» **WHAT IS NEEDED**:
Output all of the material beneath this line exactly as it is.

» **GIVEN DATA**:
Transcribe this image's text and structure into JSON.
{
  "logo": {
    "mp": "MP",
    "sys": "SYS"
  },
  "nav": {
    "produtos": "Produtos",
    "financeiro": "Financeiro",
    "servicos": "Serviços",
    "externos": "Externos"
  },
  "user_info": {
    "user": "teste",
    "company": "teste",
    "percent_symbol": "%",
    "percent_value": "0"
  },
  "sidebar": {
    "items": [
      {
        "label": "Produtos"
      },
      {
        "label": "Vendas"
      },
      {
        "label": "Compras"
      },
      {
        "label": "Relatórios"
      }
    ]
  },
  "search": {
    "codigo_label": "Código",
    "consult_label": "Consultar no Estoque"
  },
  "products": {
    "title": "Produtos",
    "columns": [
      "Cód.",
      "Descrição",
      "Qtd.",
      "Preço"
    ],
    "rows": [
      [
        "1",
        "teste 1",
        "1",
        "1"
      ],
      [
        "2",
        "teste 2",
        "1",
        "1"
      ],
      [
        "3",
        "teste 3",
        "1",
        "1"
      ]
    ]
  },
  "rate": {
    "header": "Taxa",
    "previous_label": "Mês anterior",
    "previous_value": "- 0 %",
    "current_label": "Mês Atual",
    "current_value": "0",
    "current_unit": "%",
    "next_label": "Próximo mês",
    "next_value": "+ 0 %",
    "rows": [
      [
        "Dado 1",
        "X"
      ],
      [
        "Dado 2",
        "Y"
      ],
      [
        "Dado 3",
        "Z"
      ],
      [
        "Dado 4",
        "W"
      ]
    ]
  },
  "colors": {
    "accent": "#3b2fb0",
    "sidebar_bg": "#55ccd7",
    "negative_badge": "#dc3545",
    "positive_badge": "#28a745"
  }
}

» **ANSWER BELOW**:
Transcribe this image's text and structure into JSON.
{
  "logo": {
    "mp": "MP",
    "sys": "SYS"
  },
  "nav": {
    "produtos": "Produtos",
    "financeiro": "Financeiro",
    "servicos": "Serviços",
    "externos": "Externos"
  },
  "user_info": {
    "user": "teste",
    "company": "teste",
    "percent_symbol": "%",
    "percent_value": "0"
  },
  "sidebar": {
    "items": [
      {
        "label": "Produtos"
      },
      {
        "label": "Vendas"
      },
      {
        "label": "Compras"
      },
      {
        "label": "Relatórios"
      }
    ]
  },
  "search": {
    "codigo_label": "Código",
    "consult_label": "Consultar no Estoque"
  },
  "products": {
    "title": "Produtos",
    "columns": [
      "Cód.",
      "Descrição",
      "Qtd.",
      "Preço"
    ],
    "rows": [
      [
        "1",
        "teste 1",
        "1",
        "1"
      ],
      [
        "2",
        "teste 2",
        "1",
        "1"
      ],
      [
        "3",
        "teste 3",
        "1",
        "1"
      ]
    ]
  },
  "rate": {
    "header": "Taxa",
    "previous_label": "Mês anterior",
    "previous_value": "- 0 %",
    "current_label": "Mês Atual",
    "current_value": "0",
    "current_unit": "%",
    "next_label": "Próximo mês",
    "next_value": "+ 0 %",
    "rows": [
      [
        "Dado 1",
        "X"
      ],
      [
        "Dado 2",
        "Y"
      ],
      [
        "Dado 3",
        "Z"
      ],
      [
        "Dado 4",
        "W"
      ]
    ]
  },
  "colors": {
    "accent": "#3b2fb0",
    "sidebar_bg": "#55ccd7",
    "negative_badge": "#dc3545",
    "positive_badge": "#28a745"
  }
}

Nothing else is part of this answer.